But there is more. Recall that the memo at the centre of this affair was actually fourth-hand as it derived from a telephone conversation about a telephone conversation about an account of a conversation given by someone who was not actually a party to the conversation at the heart of the matter, but merely a witness to it.
It is perfectly legitimate to ask why the second of these telephone calls was made. And who gave the instruction for the call to be made. And for what purpose.
Given the events currently under discussion, and the general behaviour of the British parties, it is only natural to be suspicious of everything they do. It does not seem beyond the bounds of credibility that the telephone call to the person who had made the telephone call to the French Consul General was a fishing expedition looking for something which could be spun into a bit of anti-SNP propaganda. Indeed, I suggested as much when the smear attempt against Nicola Sturgeon first surfaced.
There may be a great deal more to this than has hitherto come to light. One person who may know more is Simon Johnson, the Telegraph journalist who was complicit in the original smear attempt. So far, he has escaped the kind of scrutiny that he deserves.
We know for a fact that Johnson simply didn’t bother to seek a response from any of the principals in the story. That he has kept his job after such a grievous dereliction of professional standards is a telling comment on how low the British media has sunk. But little or nothing has been said about what questions he asked of his source at the Scotland Office.
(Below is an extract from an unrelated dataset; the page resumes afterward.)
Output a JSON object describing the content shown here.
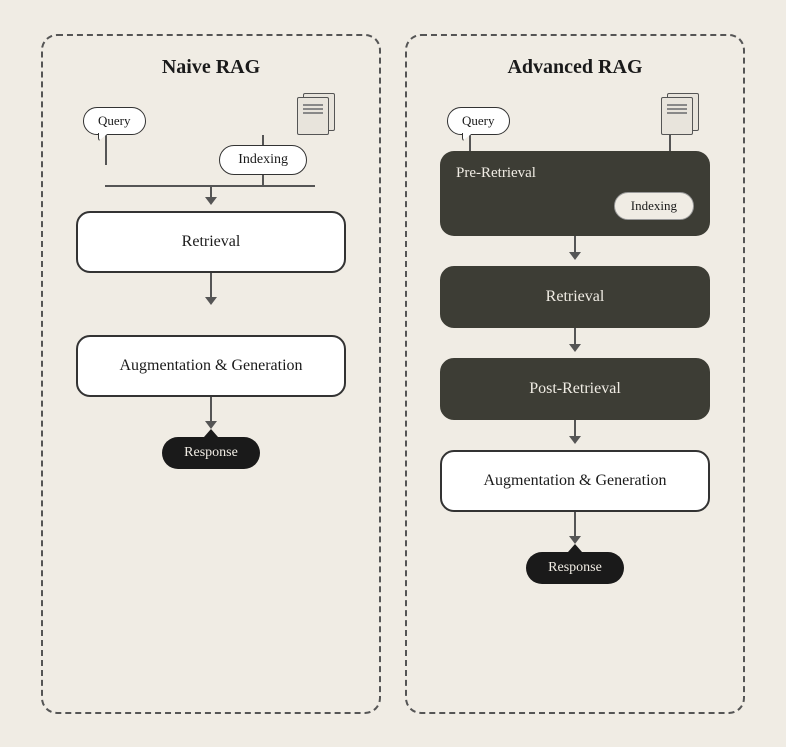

Scurrilous journalists also tend also to be cowardly. Johnson would have sought assurances that his arse was covered. It is difficult to believe he wouldn’t question the provenance of the story? What questions did he ask? What was he told that convinced him he would not put himself at risk by running the story? Did an experienced political journalist fail to even suspect a smear attempt? Did he just not care?
One way or another, we have not heard the last of this.